Anne Cortes: And I saw something on a website that said, there's this high-risk insurance pool in North Carolina.
A high-risk insurance pool designed for people like Jose who had no other way to get coverage. This was 2009 -- before health care reform. So Jose applied. And he was denied.
Anne Cortes: They said that he had coverage available.
The insurance through her job that would take 12 months.
Anne Cortes: But if he didn't get treatment, he would be dead very soon.
So Anne sent in an appeal. And the appeal was denied.
Anne Cortes: And that was the moment that I just knew, we were just lost.
She'd hit a wall. And she wasn't the first. High-risk pools are run by the private insurance industry. They've always been expensive, and hard to qualify for. The new health law promised to change that. It set aside $5 billion for federally-funded high-risk pools that would be easier to access and more affordable.

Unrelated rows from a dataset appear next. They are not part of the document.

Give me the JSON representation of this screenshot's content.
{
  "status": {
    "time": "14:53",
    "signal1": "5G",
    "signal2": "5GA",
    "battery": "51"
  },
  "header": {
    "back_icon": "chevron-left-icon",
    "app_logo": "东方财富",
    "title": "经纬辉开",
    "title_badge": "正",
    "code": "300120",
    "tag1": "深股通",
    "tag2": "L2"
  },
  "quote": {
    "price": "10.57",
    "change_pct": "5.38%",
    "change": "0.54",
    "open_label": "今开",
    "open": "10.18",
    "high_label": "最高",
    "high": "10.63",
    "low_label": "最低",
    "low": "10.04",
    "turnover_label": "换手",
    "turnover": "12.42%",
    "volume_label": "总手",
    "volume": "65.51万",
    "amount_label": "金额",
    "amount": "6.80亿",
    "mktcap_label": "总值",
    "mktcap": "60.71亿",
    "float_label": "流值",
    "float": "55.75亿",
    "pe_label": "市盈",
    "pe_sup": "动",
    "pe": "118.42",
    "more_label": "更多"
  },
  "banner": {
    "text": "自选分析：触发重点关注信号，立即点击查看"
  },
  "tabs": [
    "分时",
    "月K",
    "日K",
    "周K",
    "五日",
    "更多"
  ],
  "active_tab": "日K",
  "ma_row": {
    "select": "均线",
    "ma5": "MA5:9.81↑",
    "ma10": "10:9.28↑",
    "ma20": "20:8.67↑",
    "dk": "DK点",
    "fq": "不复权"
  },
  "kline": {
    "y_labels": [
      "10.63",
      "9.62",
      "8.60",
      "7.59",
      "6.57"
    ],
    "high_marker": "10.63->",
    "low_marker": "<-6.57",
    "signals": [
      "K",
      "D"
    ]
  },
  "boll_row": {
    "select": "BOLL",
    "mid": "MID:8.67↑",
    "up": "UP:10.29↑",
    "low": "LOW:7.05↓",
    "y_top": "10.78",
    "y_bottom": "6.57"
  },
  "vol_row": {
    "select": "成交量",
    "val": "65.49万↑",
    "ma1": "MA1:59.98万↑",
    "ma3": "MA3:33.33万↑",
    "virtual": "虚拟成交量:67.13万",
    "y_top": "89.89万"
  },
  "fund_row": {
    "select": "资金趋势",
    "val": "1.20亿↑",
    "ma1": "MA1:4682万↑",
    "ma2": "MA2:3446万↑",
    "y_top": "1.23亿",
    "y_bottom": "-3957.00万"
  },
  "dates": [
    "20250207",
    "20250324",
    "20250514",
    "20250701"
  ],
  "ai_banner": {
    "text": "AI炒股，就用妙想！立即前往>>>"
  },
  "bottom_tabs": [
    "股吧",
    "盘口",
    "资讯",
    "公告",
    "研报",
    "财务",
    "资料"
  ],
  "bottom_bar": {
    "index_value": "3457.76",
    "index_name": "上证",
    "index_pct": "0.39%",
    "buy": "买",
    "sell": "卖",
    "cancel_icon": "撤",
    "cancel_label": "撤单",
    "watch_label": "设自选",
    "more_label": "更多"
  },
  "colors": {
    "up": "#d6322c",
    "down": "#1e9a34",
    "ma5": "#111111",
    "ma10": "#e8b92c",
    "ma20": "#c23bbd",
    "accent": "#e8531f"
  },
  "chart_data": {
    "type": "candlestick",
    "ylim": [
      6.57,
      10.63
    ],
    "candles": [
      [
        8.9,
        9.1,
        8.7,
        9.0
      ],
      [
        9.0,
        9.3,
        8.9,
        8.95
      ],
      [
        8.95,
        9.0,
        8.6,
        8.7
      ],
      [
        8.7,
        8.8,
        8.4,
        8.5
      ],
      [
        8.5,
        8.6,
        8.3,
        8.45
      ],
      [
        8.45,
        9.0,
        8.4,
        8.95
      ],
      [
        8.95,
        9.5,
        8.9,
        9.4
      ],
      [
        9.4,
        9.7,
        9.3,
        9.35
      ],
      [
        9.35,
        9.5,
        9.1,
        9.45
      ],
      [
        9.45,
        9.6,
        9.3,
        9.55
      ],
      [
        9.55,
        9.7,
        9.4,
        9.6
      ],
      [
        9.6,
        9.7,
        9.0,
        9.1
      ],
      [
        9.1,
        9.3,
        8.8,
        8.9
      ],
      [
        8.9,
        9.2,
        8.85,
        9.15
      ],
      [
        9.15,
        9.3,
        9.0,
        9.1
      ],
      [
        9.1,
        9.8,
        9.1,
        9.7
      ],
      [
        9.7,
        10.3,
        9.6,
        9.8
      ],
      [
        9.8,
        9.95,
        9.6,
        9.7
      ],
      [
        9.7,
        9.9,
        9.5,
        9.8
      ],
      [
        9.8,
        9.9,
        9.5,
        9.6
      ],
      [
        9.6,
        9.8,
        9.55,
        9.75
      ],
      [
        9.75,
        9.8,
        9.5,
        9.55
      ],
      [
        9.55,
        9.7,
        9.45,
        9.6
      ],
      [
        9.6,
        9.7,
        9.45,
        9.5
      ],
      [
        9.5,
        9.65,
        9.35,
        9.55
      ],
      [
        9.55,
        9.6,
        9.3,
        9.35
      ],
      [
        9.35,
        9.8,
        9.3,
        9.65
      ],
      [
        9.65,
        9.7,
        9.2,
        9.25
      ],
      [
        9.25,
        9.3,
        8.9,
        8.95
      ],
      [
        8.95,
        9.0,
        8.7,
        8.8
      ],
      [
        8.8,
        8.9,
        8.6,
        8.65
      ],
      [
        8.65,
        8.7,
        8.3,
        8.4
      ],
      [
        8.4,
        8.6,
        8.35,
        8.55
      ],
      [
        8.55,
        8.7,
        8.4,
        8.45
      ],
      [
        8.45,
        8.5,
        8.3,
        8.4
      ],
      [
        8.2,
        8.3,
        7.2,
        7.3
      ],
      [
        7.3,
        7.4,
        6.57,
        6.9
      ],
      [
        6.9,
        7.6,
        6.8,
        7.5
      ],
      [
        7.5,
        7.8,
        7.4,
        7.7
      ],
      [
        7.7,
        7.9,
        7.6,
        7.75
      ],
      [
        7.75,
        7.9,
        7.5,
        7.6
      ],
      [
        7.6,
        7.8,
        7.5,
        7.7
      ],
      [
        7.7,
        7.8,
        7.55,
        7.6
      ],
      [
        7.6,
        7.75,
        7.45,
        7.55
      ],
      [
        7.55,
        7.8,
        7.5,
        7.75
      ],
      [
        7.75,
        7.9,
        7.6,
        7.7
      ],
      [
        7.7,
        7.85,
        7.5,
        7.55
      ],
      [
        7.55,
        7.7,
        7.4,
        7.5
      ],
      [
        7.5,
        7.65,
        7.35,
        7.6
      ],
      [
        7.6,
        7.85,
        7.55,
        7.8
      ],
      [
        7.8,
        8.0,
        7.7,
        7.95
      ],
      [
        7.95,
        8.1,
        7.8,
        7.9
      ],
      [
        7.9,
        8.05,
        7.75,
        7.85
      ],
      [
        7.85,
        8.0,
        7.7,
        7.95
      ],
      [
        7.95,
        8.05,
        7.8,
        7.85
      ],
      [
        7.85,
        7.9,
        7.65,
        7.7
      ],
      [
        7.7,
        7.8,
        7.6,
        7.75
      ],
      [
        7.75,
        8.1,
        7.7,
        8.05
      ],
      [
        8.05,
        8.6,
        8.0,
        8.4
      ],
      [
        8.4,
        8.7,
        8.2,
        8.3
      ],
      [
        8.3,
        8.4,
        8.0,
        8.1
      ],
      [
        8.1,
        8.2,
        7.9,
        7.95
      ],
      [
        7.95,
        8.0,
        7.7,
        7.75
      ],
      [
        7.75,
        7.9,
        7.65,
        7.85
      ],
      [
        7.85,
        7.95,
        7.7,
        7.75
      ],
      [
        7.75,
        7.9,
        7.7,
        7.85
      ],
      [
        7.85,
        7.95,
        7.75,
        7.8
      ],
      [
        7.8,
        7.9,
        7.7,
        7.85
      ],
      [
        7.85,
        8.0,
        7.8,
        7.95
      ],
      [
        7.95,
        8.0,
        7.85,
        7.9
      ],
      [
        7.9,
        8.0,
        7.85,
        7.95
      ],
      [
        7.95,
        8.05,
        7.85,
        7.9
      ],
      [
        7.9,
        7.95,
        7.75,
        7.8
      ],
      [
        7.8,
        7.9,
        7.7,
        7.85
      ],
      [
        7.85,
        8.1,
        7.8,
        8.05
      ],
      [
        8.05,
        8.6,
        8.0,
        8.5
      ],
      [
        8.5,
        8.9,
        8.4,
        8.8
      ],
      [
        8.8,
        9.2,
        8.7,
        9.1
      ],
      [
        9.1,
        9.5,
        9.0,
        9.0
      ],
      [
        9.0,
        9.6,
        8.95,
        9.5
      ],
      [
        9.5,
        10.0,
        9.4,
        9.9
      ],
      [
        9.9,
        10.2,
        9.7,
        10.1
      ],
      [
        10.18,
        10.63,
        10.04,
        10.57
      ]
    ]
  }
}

Cecil Bykerk: The anticipation was that people would be knocking the doors down for these high-risk pools.
Cecil Bykerk runs high-risk pools in three states.
Bykerk: Social Security Administration predicted that we'd have almost 400,000 people by now. That hasn't happened yet.
Not by a long shot. The actual number at years end?
Bykerk: Somewhere around 10,000 to 11,000.
Experts aren't exactly sure why. Some say it's still too expensive -- premiums are $400 to $800 a month. Others say it's too exclusive. To qualify you have to have been uninsured for six months. But there's a third explanation for why some states are enrolling much faster than others.
Deborah Chollet: If the governor supports a program and does outreach, enrollment will jump.
Deborah Chollet is at the research group Mathematica in New Jersey. The high-risk pools enrolling the fastest are almost all in blue states.
Chollet: Remember, we're looking at people who have been shut out of the insurance market. So they're sitting out there thinking there's nothing for them and a governor makes a statement saying there is something for you.
Cecil Bykerk's seen this. He runs high risk pools in Montana.
Bykerk: In Montana, the commissioner who's a Democrat went around the state, got a lot of free press!
She got the high-risk pool enrolled 50 percent. But Bykerk also runs the high risk pool in Iowa, where despite a marketing blitz at Walgreens and on television, enrollment's stuck at 14 percent.
Bykerk: If your governor is making claims that this law is unconstitutional and it's gonna go away, you might be leery of buying.
Politics makes a difference in whether people know about the risk pool -- and whether they trust it. Which brings us back to North Carolina and Anne Cortes. After her appeal failed, she took a radical step.
Anne Cortes: I quit my job.
Jose Cortes: And we sell everything.
Anne Cortes: So that we could qualify for Medicaid.
And it worked. Jose is getting treatment.
Warner: Anne, do you remember the name of the person who denied your appeal?
Anne Cortes: Keough? Is that Michael Keough?
Michael Keough: My name is Michael Keough.
I found Mr. Keough. He's still head of the high-risk pool in North Carolina, and he said:
Keough: A case like what you describe, the Corteses? I think we'd try to look at that differently at this point.
Warner: So you're saying that if the Corteses had applied today they might have gotten a very different answer.
Keough: Yeah. Than what it sounds like they reported they got then. Yeah!
Keough: Oh, I'm not sure. Except that we're an evolving organization.
Keough and I went back and forth on this and finally he just said look, his interpretation of the legislation had become more open.
Keough: You take a statute and you try to interpret it, and the only way you're gonna learn how to do that is by actually having some real-life situations to implement it with.
Of course, a lot about this high-risk pool has changed since Jose Cortes was denied in 2009. The program his wife had to find on a website somewhere now has a marketing budget of half a million dollars. And its own Facebook account.
Keough: We have about 500 friends on our Facebook page.
And though he may not put it this way, you might say that Michael Keough's role has shifted. He's gone from the one guarding the gates to the one in charge of throwing them open, hoping more high-risk people will decide to come through.
In Philadelphia, I'm Gregory Warner for Marketplace.